JoAnn Buscaglia began her career in biometrics through forensic science research and development. In the early 2000s, she served as a research chemist in the FBI’s Laboratory Counterterrorism and Forensic Science Research Unit (CFSRU). While there, she assisted with latent fingerprint research to develop quantitative measurements and assess the scientific basis of identification conclusions in order to address court admissibility challenges to the discipline.
In 2002, Buscaglia began working with automated fingerprint identification system (AFIS) algorithms as a tool for quantification of fingerprint features. She also wanted to explore the possibility of using image-based and other non-minutia-based algorithms for latent print searching and matching in AFIS. In 2004-2005, she served on an internal FBI Laboratory panel to assess the research needs of the latent print discipline, particularly related to the scientific basis of conclusions. That panel laid out a portfolio of research Buscaglia has led over the last decade, resulting in several high-profile publications on latent print decision analysis.
When Buscaglia began to work in biometrics she was introduced as a “research chemist” when delivering presentations at conferences. She often found herself explaining why a chemist was doing biometrics. “My career path in biometrics is atypical of many in the field,” she explains. “My formal education – bachelor’s and master’s degrees – are in forensic science (criminalistics, in particular) with an emphasis on trace chemical composition and microscopy of trace evidentiary materials.”

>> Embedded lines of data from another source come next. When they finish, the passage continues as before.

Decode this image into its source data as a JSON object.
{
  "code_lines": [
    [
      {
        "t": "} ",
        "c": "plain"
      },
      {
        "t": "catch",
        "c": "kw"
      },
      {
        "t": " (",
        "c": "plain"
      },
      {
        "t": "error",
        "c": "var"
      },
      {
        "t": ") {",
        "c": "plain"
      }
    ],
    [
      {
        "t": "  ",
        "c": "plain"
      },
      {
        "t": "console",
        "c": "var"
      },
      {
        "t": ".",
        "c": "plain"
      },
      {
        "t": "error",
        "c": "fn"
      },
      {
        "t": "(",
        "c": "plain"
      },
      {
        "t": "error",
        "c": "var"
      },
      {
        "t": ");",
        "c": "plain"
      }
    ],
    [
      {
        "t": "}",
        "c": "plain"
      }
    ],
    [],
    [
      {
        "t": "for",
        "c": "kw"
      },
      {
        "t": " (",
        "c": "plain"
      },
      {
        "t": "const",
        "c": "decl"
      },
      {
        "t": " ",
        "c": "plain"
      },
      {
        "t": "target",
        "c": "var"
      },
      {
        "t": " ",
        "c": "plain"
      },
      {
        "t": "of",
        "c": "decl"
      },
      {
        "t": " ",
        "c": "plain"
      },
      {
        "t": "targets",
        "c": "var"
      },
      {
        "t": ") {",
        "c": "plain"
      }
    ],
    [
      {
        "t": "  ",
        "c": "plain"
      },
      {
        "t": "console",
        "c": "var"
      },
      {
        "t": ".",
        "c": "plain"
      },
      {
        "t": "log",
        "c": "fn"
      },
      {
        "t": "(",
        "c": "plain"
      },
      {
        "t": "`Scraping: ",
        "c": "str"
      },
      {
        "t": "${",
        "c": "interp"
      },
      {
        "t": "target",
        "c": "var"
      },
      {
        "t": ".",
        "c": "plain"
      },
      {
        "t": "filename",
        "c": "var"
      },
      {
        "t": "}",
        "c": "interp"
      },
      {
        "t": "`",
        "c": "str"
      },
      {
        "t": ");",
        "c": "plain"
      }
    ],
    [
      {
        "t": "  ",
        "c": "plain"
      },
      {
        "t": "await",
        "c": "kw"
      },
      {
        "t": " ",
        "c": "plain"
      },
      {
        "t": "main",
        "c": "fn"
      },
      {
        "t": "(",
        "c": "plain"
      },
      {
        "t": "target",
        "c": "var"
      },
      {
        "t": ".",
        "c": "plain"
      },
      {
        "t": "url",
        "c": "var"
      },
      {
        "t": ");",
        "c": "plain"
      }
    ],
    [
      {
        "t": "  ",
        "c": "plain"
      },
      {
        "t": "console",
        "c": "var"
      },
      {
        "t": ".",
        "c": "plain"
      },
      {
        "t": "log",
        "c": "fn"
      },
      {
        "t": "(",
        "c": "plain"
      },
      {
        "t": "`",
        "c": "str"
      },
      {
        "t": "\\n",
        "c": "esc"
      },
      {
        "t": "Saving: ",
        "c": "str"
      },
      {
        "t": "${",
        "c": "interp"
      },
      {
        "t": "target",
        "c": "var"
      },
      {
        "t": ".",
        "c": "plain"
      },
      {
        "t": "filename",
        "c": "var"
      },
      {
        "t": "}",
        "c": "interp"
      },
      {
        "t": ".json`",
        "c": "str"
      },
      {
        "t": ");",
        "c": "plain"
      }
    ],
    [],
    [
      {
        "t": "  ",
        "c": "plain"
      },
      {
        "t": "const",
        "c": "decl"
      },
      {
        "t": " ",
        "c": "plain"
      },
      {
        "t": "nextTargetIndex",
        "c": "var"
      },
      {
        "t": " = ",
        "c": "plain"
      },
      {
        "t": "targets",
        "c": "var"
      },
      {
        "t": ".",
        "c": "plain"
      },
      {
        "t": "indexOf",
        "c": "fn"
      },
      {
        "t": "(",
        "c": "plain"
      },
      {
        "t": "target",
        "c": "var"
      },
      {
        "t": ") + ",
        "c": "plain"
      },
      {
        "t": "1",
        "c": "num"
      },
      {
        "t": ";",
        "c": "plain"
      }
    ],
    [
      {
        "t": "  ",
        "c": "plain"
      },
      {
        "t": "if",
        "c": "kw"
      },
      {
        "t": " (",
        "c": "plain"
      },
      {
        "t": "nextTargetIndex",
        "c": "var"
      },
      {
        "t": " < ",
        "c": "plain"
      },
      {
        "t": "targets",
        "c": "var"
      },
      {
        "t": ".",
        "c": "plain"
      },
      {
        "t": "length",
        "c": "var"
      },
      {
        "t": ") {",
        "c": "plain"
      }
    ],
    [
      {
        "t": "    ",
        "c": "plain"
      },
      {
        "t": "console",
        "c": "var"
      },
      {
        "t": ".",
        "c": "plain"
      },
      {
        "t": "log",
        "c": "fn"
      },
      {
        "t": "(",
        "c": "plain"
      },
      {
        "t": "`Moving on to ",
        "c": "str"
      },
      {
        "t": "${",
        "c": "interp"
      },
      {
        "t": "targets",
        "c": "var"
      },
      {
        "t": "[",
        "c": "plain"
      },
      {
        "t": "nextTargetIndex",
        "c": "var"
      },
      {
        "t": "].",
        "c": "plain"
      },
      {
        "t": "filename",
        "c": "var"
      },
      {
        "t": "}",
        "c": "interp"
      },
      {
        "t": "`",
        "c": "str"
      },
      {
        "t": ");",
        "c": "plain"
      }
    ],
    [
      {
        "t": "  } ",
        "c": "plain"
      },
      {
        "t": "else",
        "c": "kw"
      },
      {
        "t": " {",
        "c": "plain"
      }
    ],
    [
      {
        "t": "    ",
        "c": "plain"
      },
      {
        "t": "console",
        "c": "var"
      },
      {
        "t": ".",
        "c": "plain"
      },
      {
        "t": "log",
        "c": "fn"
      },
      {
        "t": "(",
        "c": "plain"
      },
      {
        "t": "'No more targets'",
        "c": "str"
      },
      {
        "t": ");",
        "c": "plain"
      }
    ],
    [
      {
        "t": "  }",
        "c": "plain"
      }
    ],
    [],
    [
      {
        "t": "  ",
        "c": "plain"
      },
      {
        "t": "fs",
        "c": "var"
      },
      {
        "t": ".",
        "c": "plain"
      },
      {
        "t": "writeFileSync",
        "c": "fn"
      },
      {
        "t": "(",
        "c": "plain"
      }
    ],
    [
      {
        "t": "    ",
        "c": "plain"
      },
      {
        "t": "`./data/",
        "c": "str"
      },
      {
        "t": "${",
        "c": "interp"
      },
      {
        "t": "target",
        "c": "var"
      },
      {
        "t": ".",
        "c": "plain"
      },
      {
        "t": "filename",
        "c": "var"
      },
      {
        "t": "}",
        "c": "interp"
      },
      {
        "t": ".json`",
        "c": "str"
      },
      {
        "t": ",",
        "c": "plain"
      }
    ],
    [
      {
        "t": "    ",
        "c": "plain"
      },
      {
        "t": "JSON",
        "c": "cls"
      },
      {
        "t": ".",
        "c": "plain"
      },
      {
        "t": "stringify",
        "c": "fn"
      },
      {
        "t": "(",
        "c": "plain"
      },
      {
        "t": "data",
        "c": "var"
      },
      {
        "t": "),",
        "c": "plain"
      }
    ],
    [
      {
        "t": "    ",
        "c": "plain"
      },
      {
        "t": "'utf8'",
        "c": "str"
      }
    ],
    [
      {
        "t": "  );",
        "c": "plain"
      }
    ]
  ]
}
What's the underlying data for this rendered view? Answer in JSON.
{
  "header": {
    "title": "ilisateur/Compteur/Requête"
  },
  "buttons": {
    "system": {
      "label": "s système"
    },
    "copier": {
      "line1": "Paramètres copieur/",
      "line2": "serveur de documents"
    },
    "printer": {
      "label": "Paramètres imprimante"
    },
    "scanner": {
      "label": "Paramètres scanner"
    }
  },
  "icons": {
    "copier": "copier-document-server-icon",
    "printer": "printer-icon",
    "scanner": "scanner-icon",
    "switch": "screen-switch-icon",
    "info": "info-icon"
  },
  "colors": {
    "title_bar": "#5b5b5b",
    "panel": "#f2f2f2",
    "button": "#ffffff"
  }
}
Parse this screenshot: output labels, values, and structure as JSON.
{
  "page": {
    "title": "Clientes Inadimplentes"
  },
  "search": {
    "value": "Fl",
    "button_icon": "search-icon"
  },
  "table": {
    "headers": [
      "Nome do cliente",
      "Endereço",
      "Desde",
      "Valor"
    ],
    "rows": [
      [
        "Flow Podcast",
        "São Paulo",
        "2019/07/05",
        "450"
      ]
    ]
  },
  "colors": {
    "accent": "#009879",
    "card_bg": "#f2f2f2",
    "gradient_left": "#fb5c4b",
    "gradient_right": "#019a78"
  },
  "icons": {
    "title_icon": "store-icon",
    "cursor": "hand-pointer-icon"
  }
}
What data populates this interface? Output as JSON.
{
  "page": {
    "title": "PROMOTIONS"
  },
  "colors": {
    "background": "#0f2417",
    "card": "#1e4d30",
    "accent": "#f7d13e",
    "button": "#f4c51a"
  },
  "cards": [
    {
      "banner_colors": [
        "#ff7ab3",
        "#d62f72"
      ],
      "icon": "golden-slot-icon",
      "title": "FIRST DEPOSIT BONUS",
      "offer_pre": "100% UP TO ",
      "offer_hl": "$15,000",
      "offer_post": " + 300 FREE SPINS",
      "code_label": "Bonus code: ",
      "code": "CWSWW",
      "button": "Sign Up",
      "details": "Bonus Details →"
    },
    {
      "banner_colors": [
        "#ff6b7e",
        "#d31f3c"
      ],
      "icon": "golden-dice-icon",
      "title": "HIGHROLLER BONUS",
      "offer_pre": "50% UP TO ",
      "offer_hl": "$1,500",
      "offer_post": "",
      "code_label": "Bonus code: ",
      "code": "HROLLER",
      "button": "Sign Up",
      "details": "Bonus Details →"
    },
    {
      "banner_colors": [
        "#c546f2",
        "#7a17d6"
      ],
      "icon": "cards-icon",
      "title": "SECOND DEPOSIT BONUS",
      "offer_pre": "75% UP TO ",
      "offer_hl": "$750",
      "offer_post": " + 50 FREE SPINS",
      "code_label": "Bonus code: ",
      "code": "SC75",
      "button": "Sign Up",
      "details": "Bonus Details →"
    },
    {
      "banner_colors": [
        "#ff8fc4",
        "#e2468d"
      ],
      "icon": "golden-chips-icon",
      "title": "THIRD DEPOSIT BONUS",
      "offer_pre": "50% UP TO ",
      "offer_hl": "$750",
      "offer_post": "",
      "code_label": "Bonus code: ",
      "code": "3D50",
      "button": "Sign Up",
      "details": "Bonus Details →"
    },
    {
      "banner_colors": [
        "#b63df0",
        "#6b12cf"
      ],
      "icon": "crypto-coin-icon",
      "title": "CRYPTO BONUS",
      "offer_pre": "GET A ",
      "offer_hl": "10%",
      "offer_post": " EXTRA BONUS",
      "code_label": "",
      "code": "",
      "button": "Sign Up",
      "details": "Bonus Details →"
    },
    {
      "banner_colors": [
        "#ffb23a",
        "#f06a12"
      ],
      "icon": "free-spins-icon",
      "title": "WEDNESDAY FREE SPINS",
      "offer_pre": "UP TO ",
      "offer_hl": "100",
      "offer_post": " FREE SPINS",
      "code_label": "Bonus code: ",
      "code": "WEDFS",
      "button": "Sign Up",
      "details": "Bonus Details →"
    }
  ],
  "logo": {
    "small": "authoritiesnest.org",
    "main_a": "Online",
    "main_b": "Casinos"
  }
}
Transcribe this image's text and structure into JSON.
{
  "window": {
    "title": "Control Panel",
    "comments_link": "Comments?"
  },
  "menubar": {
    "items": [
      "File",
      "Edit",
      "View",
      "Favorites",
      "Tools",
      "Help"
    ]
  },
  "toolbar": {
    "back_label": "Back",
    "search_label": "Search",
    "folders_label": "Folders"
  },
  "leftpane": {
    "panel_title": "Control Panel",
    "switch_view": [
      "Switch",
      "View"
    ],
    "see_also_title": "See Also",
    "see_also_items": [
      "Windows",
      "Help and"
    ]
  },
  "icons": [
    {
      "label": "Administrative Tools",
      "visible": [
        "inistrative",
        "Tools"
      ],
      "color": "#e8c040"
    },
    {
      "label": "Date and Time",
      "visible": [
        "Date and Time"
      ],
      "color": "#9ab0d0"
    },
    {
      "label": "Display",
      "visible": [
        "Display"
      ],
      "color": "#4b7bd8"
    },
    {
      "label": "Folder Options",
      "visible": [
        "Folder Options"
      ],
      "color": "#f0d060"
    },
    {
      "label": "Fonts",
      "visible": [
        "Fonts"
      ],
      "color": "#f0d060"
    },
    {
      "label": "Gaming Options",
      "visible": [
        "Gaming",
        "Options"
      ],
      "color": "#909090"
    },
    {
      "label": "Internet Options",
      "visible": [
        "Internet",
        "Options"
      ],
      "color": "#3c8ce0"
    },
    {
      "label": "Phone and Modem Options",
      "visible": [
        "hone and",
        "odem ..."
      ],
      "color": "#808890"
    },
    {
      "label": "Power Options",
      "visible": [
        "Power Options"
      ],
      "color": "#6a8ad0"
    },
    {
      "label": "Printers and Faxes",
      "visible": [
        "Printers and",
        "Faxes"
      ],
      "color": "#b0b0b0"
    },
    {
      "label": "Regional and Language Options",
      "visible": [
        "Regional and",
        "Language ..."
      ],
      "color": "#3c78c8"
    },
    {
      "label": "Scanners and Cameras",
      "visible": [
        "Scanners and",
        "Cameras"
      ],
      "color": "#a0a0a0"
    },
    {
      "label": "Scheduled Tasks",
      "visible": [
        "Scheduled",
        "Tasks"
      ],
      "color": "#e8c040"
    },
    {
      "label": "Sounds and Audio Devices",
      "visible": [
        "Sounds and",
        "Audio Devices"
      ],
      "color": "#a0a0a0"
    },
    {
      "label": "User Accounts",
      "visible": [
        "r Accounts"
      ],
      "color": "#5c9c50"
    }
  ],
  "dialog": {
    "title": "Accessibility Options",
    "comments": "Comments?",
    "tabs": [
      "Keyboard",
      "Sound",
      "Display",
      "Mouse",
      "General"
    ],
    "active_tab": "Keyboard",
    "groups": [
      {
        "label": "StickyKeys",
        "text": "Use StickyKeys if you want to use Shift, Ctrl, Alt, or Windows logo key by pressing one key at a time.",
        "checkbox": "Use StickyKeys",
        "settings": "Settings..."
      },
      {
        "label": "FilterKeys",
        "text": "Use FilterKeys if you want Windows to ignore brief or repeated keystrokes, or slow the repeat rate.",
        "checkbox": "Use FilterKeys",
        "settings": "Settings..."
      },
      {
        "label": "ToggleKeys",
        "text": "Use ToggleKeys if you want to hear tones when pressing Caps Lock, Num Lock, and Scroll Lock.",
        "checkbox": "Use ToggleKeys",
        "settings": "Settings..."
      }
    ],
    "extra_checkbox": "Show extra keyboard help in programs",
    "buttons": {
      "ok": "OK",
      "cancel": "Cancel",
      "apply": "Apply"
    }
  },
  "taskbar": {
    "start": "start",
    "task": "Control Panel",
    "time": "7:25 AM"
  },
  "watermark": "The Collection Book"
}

Buscaglia completed her PhD in 1999, with a dissertation also in the area of trace elemental analysis of materials. Prior to joining the FBI Laboratory, she worked for almost a decade in academia and as a consultant for both private- and public-sector forensic, environmental, and industrial hygiene laboratories. “Because of my strong foundation in forensic science — including pattern evidence analysis, research and statistics — I was assigned to assist with latent print research in response to court challenges to the foundations of the discipline.”
She now has more than 18 years with the FBI Laboratory’s CFSRU and nearly 14 years in biometrics research. Much of her biometric research has been supported through collaboration with the FBI Criminal Justice Information Systems Division Biometrics Center of Excellence.
“In addition to biometric research in latent prints, I have led research for more than 10 years in the use of handwriting as a biometric, and in the development and testing of an automated handwriting identification system — FLASH ID — which is now deployed in the FBI Laboratory Questioned Documents Unit,” she adss.
Buscaglia says her proudest accomplishment in biometrics is leading the FBI Laboratory “Black Box” latent print examiner decision analysis study, which quantified the accuracy, repeatability and reproducibility of LPE decisions. Black Box was the first, large-scale study to estimate error rates for latent print examiners.
“Our first manuscript from this study was published in the Proceedings of the National Academy of Sciences and introduced as evidence in trial the day after its electronic publication,” she says. “It is both rare and gratifying to see that kind of immediate impact and transitioning of our research into practice.”
This ongoing portfolio of research, with the follow-on “White Box” study, has resulted in several publications and has been part of nearly every criminal case involving challenges to fingerprint evidence, supporting the continued scientific admissibility of biometric fingerprint evidence in court.
The Black Box and White Box research has been frequently cited by the judiciary system, the Department of Justice Inspector General, and in the scientific literature. Most recently, our work was recognized by the White House Office of Science and Technology-sponsored President’s Council of Advisors on Science and Technology (PCAST) in its September 2016 “Report to the President – Forensic Science in Criminal Courts: Ensuring the Scientific Validity of Feature-Based Comparison Methods.”
The PCAST report cited her publications extensively and concluded that, “…the FBI Laboratory’s studies have significantly advanced the field.” It has been an honor to lead such a highly qualified, dedicated research team and rewarding to see the impact of our work on criminal justice and security.